Just this past Thanksgiving weekend, I finished "Too Big to Fail" about the collapse of the housing market and the chaos that swallowed Lehman Brothers, Bear Stearns, Fannie Mae, and nearly brought down the entire U.S. economy.
Now I see that in December there's a movie based on the other side of the housing market: the guys who made a huge bet that real estate was hugely over-extended, over-valued, and over-leveraged. I read the Michael Lewis book "The Big Short" when it first came out in 2011 and I can't wait for the movie.

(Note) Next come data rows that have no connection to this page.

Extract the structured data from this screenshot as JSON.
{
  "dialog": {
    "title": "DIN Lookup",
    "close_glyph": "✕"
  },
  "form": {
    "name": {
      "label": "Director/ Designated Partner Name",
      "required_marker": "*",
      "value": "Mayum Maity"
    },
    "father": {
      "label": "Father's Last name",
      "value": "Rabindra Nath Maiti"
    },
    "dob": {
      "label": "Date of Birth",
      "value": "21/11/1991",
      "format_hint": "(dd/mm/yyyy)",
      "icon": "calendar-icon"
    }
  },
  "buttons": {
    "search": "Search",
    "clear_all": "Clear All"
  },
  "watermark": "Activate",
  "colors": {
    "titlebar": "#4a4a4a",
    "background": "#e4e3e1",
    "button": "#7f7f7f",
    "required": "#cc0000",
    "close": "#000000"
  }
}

By the way, for those of you who don't know, to "short" an investment (stock, fund, real estate, etc.) means you're betting the price of something will go down while most buyers in the market are hoping the value of an investment will go up. In "Too Big to Fail", certain CEOs (notably Dick Fuld of Lehman) were reported to have railed against short sellers as the bottom-feeders of the investment world, preaching doom and gloom to drive down a stock price. In reality (IMHO) they were exposing weaknesses in certain companies that deserved to be exploited. If Lehman was a solid company, the short-sellers would have gone broke. But instead Lehman, along with many other investment companies, were hobbled by terrible real estate investments and the short-sellers were the Cassandras of Wall Street.